Project Journey, the capital construction project that will transform the passenger experience at Reagan National Airport, is reaching a pivotal phase. Those traveling in and out of the airport will soon see several hundred tons of steel being assembled from the ground up.
Until now, much of the work associated with building two 50,000-square-foot security checkpoints and a new 14-gate concourse has happened underground. It took months of planning and modeling to reach the point in construction where crews could begin to erect the frames of the buildings.
For those close to the project, the start of steel erection is the most significant milestone. “It’s very exciting,” said Ryan Wolfgang, the project’s supervisory engineer. “There’s a lot of work that goes into getting out of the ground that passengers just don’t see.”
When steel erection gets underway, 230-foot cranes will be set up in each construction zone. Operators will move the cranes around the site as crew members assist in lifting and positioning each piece into place. Crews will work on the new concourse site during daytime hours and security checkpoints at night.
Once the steel structure is complete, crews will install other major components like concrete floors and exterior glass. “It’s a critical piece in the construction of the new checkpoints and the new concourse,” said Wolfgang. “Structural steel will open up the next phase of work. Then, the door just keeps opening bigger and bigger and bigger.”
Wolfgang said the most challenging aspects of this construction phase include maintaining traffic on airport roadways, working in confined spaces, and ensuring each piece of steel fits together according to plan.
While there will be no passenger impact on the new concourse site, lane closures in front of Terminal B/C will continue as sections of steel are lifted and secured.

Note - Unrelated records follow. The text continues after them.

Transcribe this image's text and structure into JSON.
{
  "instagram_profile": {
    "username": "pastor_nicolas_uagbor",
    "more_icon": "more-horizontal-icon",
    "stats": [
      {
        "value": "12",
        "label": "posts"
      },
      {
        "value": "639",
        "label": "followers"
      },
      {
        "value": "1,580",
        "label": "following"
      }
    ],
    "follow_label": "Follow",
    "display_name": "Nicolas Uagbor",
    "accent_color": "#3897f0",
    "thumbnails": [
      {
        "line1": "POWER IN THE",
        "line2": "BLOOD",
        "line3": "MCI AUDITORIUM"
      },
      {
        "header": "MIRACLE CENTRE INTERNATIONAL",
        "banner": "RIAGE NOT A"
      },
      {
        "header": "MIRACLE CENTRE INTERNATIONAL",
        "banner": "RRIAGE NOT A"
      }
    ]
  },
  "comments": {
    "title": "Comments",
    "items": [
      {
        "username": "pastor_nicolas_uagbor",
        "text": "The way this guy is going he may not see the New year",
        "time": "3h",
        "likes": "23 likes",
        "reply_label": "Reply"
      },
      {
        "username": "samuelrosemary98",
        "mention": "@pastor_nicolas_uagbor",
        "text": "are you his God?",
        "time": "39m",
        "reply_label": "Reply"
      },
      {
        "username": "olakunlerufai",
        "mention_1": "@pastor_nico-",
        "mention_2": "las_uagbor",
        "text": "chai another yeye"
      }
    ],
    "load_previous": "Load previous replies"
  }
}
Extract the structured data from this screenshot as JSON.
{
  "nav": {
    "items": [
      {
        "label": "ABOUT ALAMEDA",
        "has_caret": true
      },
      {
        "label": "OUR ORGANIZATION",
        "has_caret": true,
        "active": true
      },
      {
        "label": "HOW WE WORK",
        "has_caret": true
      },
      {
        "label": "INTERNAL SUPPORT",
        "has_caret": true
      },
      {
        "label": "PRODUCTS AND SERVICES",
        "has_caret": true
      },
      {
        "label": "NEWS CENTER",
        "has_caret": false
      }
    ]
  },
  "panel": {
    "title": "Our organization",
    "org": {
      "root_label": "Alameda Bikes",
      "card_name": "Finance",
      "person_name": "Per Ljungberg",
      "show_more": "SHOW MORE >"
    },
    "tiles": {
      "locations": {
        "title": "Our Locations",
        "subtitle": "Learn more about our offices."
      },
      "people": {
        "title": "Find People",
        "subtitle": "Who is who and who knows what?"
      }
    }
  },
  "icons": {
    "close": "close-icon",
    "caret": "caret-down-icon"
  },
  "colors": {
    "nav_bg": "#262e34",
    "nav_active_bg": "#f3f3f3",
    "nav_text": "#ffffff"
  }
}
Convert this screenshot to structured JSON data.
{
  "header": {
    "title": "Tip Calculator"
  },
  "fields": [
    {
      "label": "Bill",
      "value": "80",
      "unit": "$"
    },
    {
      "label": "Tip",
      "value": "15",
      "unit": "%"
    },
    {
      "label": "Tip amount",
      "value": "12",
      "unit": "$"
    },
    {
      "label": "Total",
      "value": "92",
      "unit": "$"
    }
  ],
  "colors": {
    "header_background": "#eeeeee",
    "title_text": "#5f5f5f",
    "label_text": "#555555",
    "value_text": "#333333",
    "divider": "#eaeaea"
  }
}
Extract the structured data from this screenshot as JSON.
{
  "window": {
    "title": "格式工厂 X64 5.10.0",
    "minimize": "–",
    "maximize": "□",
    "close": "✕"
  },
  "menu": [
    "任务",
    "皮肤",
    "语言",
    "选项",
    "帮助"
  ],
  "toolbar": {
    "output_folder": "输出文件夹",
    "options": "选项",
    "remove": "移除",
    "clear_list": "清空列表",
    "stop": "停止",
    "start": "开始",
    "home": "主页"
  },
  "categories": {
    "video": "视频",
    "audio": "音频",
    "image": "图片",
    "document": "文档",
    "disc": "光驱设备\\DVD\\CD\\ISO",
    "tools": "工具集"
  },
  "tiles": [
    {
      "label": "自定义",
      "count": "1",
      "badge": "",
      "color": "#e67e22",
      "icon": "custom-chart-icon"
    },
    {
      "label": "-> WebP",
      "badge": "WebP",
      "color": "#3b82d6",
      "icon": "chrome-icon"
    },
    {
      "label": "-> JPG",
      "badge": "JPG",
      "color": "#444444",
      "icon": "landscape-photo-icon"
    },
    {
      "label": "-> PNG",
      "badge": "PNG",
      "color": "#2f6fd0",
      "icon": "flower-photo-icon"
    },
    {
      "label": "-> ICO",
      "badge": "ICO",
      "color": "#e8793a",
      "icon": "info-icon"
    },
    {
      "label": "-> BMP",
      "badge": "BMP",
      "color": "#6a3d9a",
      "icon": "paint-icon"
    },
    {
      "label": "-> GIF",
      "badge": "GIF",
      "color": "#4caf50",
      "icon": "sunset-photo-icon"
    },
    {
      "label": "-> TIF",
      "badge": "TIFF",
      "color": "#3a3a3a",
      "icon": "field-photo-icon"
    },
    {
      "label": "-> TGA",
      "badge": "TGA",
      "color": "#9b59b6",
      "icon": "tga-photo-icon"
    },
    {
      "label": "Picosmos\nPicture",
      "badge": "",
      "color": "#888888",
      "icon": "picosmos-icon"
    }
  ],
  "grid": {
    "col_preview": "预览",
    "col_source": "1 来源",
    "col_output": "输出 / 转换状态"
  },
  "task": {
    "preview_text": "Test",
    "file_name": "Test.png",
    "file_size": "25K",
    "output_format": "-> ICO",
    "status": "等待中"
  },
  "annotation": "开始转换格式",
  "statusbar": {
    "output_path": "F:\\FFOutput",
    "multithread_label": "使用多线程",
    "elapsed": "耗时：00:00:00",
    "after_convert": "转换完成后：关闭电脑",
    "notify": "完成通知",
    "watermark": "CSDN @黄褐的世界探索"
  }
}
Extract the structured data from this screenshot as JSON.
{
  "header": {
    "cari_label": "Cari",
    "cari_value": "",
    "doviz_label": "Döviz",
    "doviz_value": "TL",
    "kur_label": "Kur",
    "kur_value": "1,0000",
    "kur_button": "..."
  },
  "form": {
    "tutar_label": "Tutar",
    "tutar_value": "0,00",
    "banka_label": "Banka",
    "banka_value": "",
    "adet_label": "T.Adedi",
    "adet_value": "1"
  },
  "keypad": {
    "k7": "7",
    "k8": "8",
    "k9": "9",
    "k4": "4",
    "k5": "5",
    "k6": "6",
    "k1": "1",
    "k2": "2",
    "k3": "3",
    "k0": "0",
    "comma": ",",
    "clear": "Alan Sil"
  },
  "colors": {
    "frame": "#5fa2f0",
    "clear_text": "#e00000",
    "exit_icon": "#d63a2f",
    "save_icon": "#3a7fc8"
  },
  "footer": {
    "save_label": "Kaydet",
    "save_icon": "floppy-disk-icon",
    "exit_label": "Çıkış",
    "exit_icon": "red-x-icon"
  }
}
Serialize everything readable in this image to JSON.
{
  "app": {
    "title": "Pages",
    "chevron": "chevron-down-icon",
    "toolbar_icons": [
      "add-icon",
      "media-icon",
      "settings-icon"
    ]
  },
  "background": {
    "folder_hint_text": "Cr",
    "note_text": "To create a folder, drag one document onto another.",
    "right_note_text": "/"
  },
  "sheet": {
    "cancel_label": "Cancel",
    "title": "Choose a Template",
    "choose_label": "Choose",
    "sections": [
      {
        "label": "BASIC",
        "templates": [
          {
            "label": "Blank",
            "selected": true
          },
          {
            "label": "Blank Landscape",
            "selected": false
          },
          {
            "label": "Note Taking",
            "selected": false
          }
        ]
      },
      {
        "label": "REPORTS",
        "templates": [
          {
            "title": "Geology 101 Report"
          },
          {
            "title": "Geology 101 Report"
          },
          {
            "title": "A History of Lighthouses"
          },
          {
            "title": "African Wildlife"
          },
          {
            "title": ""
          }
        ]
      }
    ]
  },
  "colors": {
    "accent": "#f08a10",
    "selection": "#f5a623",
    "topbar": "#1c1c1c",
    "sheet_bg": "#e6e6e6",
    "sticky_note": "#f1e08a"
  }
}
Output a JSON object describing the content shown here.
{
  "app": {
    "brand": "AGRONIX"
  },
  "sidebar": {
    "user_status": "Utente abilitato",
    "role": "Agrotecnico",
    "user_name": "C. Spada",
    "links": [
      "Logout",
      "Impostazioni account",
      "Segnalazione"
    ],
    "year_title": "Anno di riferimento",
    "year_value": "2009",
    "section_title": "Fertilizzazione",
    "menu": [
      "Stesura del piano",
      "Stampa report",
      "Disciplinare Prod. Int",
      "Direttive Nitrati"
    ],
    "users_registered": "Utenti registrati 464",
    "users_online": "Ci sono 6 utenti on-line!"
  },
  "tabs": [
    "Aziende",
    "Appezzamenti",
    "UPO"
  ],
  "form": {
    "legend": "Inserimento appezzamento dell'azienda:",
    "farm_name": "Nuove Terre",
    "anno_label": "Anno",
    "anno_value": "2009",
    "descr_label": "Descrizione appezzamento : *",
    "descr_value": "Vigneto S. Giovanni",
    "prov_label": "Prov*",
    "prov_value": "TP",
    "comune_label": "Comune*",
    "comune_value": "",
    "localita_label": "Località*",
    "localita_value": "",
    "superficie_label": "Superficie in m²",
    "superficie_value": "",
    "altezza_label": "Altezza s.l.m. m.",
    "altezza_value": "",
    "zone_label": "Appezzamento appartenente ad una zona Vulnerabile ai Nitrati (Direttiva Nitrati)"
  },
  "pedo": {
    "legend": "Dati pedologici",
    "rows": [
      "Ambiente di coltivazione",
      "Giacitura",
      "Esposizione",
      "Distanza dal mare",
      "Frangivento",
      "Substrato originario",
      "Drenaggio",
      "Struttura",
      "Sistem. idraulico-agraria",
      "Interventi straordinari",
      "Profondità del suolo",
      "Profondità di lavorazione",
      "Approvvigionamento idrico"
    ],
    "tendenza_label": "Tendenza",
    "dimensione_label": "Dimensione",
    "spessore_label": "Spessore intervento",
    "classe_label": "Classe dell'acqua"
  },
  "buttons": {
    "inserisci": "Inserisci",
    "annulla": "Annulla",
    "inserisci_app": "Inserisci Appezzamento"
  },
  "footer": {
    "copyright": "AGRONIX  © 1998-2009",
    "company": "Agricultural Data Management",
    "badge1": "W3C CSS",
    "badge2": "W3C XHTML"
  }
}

Passengers should see fully framed buildings on each site by the end of 2019.
To learn more about the construction, visit FlyReagan.com/ProjectJourney.